--- Input for this task Enclosed Below ---
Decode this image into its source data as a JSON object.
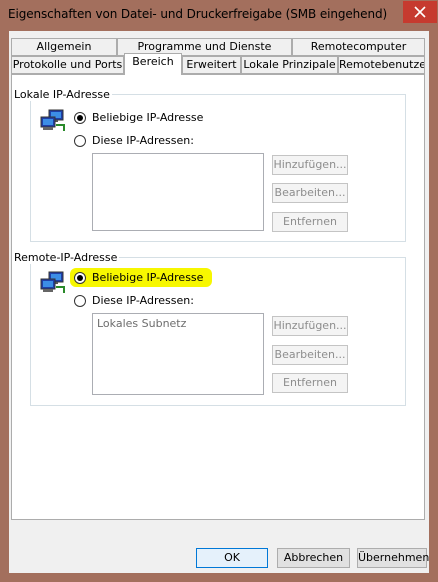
{
  "window": {
    "title": "Eigenschaften von Datei- und Druckerfreigabe (SMB eingehend)"
  },
  "tabs_row1": [
    "Allgemein",
    "Programme und Dienste",
    "Remotecomputer"
  ],
  "tabs_row2": [
    "Protokolle und Ports",
    "Bereich",
    "Erweitert",
    "Lokale Prinzipale",
    "Remotebenutzer"
  ],
  "local": {
    "group_label": "Lokale IP-Adresse",
    "option_any": "Beliebige IP-Adresse",
    "option_these": "Diese IP-Adressen:",
    "selected": "any",
    "list_items": [],
    "buttons": {
      "add": "Hinzufügen...",
      "edit": "Bearbeiten...",
      "remove": "Entfernen"
    }
  },
  "remote": {
    "group_label": "Remote-IP-Adresse",
    "option_any": "Beliebige IP-Adresse",
    "option_these": "Diese IP-Adressen:",
    "selected": "any",
    "highlight_color": "#f7f700",
    "list_items": [
      "Lokales Subnetz"
    ],
    "buttons": {
      "add": "Hinzufügen...",
      "edit": "Bearbeiten...",
      "remove": "Entfernen"
    }
  },
  "dialog_buttons": {
    "ok": "OK",
    "cancel": "Abbrechen",
    "apply": "Übernehmen"
  },
  "colors": {
    "title_bar": "#a36f5d",
    "close_button": "#c63a2f",
    "default_button_border": "#0078d7"
  },
  "icons": {
    "local_icon": "network-computers-icon",
    "remote_icon": "network-computers-icon",
    "close": "close-icon"
  }
}
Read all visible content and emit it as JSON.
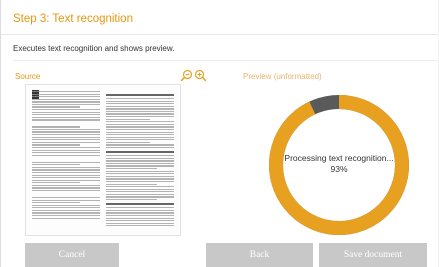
{
  "step_title": "Step 3: Text recognition",
  "description": "Executes text recognition and shows preview.",
  "source_label": "Source",
  "preview_label": "Preview (unformatted)",
  "progress": {
    "status": "Processing text recognition...",
    "percent_text": "93%",
    "fraction": 0.93,
    "track_color": "#5a5a5a",
    "fill_color": "#e8a020"
  },
  "zoom": {
    "out_icon": "zoom-out-icon",
    "in_icon": "zoom-in-icon"
  },
  "buttons": {
    "cancel": "Cancel",
    "back": "Back",
    "save": "Save document"
  },
  "colors": {
    "accent": "#e8960f",
    "button_bg": "#c8c8c8"
  }
}
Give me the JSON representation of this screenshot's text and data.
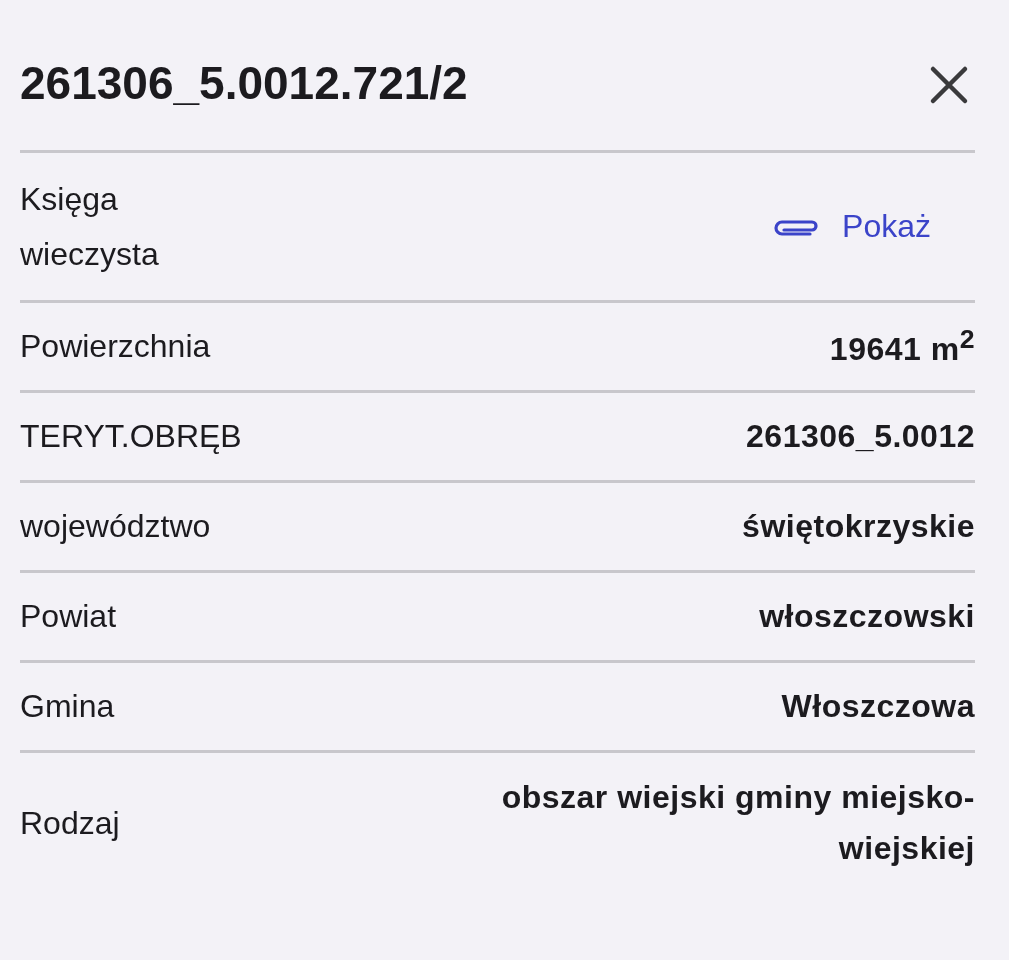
{
  "title": "261306_5.0012.721/2",
  "rows": [
    {
      "label": "Księga wieczysta",
      "kind": "link",
      "value": "Pokaż"
    },
    {
      "label": "Powierzchnia",
      "kind": "value",
      "value": "19641 m$^{2}$"
    },
    {
      "label": "TERYT.OBRĘB",
      "kind": "value",
      "value": "261306_5.0012"
    },
    {
      "label": "województwo",
      "kind": "value",
      "value": "świętokrzyskie"
    },
    {
      "label": "Powiat",
      "kind": "value",
      "value": "włoszczowski"
    },
    {
      "label": "Gmina",
      "kind": "value",
      "value": "Włoszczowa"
    },
    {
      "label": "Rodzaj",
      "kind": "value",
      "value": "obszar wiejski gminy miejsko-wiejskiej"
    }
  ]
}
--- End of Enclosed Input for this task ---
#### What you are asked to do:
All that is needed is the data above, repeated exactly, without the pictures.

#### Answer space:
Decode this image into its source data as a JSON object.
{
  "window": {
    "title": "Eigenschaften von Datei- und Druckerfreigabe (SMB eingehend)"
  },
  "tabs_row1": [
    "Allgemein",
    "Programme und Dienste",
    "Remotecomputer"
  ],
  "tabs_row2": [
    "Protokolle und Ports",
    "Bereich",
    "Erweitert",
    "Lokale Prinzipale",
    "Remotebenutzer"
  ],
  "local": {
    "group_label": "Lokale IP-Adresse",
    "option_any": "Beliebige IP-Adresse",
    "option_these": "Diese IP-Adressen:",
    "selected": "any",
    "list_items": [],
    "buttons": {
      "add": "Hinzufügen...",
      "edit": "Bearbeiten...",
      "remove": "Entfernen"
    }
  },
  "remote": {
    "group_label": "Remote-IP-Adresse",
    "option_any": "Beliebige IP-Adresse",
    "option_these": "Diese IP-Adressen:",
    "selected": "any",
    "highlight_color": "#f7f700",
    "list_items": [
      "Lokales Subnetz"
    ],
    "buttons": {
      "add": "Hinzufügen...",
      "edit": "Bearbeiten...",
      "remove": "Entfernen"
    }
  },
  "dialog_buttons": {
    "ok": "OK",
    "cancel": "Abbrechen",
    "apply": "Übernehmen"
  },
  "colors": {
    "title_bar": "#a36f5d",
    "close_button": "#c63a2f",
    "default_button_border": "#0078d7"
  },
  "icons": {
    "local_icon": "network-computers-icon",
    "remote_icon": "network-computers-icon",
    "close": "close-icon"
  }
}
Read all visible content and emit it as JSON.
{
  "step_title": "Step 3: Text recognition",
  "description": "Executes text recognition and shows preview.",
  "source_label": "Source",
  "preview_label": "Preview (unformatted)",
  "progress": {
    "status": "Processing text recognition...",
    "percent_text": "93%",
    "fraction": 0.93,
    "track_color": "#5a5a5a",
    "fill_color": "#e8a020"
  },
  "zoom": {
    "out_icon": "zoom-out-icon",
    "in_icon": "zoom-in-icon"
  },
  "buttons": {
    "cancel": "Cancel",
    "back": "Back",
    "save": "Save document"
  },
  "colors": {
    "accent": "#e8960f",
    "button_bg": "#c8c8c8"
  }
}
Give me the JSON representation of this screenshot's text and data.
{
  "title": "261306_5.0012.721/2",
  "rows": [
    {
      "label": "Księga wieczysta",
      "kind": "link",
      "value": "Pokaż"
    },
    {
      "label": "Powierzchnia",
      "kind": "value",
      "value": "19641 m$^{2}$"
    },
    {
      "label": "TERYT.OBRĘB",
      "kind": "value",
      "value": "261306_5.0012"
    },
    {
      "label": "województwo",
      "kind": "value",
      "value": "świętokrzyskie"
    },
    {
      "label": "Powiat",
      "kind": "value",
      "value": "włoszczowski"
    },
    {
      "label": "Gmina",
      "kind": "value",
      "value": "Włoszczowa"
    },
    {
      "label": "Rodzaj",
      "kind": "value",
      "value": "obszar wiejski gminy miejsko-wiejskiej"
    }
  ]
}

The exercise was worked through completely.